» What you need to do
Report, from the records below, every line where the word "Show" appears.

» Available data
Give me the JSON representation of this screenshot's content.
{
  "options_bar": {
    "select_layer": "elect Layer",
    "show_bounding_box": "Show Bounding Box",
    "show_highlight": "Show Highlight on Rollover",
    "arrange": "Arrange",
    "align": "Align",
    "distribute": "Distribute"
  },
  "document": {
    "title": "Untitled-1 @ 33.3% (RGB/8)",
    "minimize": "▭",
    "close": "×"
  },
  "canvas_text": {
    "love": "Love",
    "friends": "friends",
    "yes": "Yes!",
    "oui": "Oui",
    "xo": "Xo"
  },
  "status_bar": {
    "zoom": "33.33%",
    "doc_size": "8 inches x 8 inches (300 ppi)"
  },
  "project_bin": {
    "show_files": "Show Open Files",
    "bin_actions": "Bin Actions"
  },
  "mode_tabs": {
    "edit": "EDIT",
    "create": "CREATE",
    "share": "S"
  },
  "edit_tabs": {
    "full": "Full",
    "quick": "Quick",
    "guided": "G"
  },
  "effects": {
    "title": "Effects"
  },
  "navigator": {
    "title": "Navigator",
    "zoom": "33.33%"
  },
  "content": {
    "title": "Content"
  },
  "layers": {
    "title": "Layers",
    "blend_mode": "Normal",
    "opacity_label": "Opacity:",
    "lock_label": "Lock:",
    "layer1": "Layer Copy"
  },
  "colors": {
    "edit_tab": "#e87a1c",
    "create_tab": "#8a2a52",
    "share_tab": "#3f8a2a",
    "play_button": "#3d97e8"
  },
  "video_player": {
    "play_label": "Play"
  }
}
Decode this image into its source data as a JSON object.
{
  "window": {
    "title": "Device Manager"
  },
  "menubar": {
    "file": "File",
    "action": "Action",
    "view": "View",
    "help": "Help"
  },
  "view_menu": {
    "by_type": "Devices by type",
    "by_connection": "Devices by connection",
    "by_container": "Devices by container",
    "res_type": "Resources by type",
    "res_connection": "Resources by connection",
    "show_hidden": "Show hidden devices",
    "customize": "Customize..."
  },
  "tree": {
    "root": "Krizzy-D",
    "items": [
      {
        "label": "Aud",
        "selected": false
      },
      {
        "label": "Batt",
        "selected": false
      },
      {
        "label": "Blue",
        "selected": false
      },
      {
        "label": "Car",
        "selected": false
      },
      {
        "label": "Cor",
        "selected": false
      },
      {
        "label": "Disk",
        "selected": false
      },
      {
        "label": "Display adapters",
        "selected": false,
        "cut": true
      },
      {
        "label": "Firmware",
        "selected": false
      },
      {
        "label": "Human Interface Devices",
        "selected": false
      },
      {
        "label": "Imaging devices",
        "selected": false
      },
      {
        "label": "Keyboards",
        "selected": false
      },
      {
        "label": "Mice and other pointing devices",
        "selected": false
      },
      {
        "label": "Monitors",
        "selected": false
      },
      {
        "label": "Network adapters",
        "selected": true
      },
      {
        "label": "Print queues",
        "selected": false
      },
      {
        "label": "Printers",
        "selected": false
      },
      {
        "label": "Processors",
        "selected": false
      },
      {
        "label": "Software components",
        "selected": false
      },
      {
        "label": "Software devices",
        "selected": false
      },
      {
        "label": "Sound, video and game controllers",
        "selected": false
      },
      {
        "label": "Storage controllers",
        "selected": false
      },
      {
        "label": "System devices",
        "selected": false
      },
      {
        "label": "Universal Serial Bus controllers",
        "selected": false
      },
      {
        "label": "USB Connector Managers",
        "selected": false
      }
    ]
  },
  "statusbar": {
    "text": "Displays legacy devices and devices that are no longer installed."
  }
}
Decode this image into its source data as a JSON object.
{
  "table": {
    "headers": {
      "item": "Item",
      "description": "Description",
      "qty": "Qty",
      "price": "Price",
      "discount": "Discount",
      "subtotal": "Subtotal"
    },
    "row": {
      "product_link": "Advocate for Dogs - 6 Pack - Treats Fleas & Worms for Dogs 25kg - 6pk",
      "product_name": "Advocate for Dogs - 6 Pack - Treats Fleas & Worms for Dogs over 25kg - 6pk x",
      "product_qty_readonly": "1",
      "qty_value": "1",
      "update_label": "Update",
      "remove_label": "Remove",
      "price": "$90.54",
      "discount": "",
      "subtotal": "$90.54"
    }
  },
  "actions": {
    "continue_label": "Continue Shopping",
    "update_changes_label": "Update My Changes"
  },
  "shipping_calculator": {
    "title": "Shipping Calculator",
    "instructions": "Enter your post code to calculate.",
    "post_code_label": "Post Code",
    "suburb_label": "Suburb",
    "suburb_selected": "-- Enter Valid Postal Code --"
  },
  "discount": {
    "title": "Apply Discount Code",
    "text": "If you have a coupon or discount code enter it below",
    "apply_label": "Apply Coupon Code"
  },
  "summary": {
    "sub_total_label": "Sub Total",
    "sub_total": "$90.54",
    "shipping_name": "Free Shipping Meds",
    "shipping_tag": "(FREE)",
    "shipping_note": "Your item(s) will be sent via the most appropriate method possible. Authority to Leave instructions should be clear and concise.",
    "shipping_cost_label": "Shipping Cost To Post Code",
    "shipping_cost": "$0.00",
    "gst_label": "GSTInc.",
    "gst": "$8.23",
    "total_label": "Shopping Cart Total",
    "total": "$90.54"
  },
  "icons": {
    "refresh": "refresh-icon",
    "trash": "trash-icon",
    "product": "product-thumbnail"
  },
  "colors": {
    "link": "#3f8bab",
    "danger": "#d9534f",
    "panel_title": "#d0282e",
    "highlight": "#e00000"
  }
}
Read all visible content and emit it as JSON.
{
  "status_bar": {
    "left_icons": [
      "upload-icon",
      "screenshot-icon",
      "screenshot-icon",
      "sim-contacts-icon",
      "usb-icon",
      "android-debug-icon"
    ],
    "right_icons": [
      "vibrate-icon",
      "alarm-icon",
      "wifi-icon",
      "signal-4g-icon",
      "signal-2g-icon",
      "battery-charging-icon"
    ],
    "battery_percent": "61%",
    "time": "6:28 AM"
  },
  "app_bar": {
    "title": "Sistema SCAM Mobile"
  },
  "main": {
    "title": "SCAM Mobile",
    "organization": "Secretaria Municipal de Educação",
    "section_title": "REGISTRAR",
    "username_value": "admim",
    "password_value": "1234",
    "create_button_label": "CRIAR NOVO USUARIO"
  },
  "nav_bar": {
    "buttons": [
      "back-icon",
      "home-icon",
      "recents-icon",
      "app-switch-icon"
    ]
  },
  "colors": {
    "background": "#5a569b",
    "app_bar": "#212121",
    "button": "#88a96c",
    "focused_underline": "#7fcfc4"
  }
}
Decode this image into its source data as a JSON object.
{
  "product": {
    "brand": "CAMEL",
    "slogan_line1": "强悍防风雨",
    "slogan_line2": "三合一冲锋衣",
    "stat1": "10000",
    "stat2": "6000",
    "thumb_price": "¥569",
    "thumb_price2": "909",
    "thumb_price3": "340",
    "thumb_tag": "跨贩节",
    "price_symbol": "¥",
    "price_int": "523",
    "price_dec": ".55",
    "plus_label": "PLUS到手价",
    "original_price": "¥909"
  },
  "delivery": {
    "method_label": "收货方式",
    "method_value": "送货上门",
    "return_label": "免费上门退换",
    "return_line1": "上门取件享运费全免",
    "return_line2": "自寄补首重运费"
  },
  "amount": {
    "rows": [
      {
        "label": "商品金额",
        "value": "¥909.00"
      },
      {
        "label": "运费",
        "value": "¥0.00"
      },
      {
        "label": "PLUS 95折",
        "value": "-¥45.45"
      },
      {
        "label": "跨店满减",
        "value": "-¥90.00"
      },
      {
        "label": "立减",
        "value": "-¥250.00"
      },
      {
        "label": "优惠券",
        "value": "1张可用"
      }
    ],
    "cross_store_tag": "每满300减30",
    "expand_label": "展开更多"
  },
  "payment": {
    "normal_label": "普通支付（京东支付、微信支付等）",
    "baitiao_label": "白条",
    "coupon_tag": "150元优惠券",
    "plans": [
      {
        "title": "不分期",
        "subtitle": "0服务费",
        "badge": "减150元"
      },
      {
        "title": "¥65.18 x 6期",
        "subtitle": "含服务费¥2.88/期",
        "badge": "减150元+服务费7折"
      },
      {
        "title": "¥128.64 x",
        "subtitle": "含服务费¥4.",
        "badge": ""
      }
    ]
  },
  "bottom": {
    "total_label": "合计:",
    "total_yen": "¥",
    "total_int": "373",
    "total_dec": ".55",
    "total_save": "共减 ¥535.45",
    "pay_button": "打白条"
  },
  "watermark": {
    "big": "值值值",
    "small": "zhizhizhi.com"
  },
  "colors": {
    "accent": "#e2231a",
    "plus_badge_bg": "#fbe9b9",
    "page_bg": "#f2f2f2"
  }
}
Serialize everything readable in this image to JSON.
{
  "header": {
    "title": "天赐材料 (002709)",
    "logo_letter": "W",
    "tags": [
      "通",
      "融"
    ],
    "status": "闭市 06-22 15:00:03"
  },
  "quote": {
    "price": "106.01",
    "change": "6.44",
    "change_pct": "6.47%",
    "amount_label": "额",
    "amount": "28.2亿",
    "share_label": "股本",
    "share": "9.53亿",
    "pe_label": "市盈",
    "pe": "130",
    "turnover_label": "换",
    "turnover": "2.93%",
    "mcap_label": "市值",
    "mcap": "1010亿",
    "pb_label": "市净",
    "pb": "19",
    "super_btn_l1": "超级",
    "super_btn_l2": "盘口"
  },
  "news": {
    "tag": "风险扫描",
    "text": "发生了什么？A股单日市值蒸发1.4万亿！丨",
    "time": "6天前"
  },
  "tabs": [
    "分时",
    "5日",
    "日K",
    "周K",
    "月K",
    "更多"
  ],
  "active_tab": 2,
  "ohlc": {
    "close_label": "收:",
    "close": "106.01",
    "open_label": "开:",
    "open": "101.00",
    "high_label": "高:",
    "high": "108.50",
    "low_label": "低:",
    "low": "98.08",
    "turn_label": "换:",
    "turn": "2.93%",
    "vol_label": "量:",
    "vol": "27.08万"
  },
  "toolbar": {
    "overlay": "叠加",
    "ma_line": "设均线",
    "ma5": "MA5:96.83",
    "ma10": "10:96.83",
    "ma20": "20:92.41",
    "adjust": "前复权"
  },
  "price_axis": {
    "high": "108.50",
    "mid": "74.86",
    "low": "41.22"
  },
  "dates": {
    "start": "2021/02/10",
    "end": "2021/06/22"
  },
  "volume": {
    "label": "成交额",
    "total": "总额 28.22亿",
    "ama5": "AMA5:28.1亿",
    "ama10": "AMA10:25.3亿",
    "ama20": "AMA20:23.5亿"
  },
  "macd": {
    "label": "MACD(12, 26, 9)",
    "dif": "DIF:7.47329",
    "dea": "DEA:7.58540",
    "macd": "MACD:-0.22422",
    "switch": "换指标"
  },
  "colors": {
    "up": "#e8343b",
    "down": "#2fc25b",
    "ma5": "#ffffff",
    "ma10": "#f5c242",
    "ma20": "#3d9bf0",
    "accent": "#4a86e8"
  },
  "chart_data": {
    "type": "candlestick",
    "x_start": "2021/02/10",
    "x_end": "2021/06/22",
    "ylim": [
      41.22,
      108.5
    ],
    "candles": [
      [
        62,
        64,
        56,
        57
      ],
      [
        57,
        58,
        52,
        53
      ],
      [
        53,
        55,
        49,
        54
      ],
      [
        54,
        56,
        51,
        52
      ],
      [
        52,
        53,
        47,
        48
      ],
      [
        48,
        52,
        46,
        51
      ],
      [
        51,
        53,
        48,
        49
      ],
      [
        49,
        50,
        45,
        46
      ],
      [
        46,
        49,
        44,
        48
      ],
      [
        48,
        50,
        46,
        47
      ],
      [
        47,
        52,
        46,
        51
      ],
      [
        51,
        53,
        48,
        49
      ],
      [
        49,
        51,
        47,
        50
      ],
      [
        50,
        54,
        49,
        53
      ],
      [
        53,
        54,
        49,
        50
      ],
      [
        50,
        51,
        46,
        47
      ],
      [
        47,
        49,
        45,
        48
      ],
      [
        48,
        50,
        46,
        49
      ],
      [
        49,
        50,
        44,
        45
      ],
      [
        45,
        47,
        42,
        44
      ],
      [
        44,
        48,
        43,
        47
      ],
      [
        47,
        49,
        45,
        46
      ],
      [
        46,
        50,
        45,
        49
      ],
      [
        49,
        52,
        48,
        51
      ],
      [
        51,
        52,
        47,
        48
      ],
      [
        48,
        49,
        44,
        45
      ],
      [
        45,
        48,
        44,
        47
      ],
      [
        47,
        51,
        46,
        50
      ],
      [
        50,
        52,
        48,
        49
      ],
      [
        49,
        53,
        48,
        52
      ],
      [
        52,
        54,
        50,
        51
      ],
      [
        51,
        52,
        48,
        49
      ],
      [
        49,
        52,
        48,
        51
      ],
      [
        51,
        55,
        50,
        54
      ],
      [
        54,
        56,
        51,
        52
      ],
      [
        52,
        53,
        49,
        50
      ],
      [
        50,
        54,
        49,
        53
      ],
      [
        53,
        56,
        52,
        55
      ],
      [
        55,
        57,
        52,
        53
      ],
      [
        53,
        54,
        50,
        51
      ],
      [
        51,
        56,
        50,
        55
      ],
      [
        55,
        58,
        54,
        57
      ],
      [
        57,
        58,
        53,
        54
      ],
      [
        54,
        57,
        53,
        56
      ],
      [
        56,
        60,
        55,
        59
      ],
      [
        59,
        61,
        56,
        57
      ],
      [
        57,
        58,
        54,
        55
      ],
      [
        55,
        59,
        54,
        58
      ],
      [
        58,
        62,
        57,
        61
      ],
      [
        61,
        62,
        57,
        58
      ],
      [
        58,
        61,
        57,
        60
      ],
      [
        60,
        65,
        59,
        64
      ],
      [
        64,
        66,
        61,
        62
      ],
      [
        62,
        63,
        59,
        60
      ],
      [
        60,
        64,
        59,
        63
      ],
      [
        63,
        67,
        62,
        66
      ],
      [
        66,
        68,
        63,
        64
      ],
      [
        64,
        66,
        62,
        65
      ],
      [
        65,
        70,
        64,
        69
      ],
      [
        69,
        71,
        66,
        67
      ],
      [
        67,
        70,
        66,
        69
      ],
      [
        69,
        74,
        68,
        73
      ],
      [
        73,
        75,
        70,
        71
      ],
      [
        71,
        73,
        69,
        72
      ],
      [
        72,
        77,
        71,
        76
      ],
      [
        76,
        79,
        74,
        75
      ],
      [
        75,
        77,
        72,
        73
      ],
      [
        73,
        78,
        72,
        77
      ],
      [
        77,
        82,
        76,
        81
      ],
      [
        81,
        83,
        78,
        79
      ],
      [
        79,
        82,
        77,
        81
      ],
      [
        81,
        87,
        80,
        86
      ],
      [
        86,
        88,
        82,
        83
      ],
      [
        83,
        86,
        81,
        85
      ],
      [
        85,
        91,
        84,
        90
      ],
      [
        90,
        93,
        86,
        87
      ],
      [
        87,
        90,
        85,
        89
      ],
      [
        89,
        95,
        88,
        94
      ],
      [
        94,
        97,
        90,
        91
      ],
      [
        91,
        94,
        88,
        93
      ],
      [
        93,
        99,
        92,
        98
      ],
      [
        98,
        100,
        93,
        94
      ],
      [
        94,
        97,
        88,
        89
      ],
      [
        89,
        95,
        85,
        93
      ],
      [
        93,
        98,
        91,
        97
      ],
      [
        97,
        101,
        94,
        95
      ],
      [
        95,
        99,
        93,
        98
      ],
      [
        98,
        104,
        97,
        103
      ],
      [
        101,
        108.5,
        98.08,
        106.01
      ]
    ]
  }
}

» Task output
    "show_bounding_box": "Show Bounding Box",
    "show_highlight": "Show Highlight on Rollover",
    "show_files": "Show Open Files",
    "show_hidden": "Show hidden devices",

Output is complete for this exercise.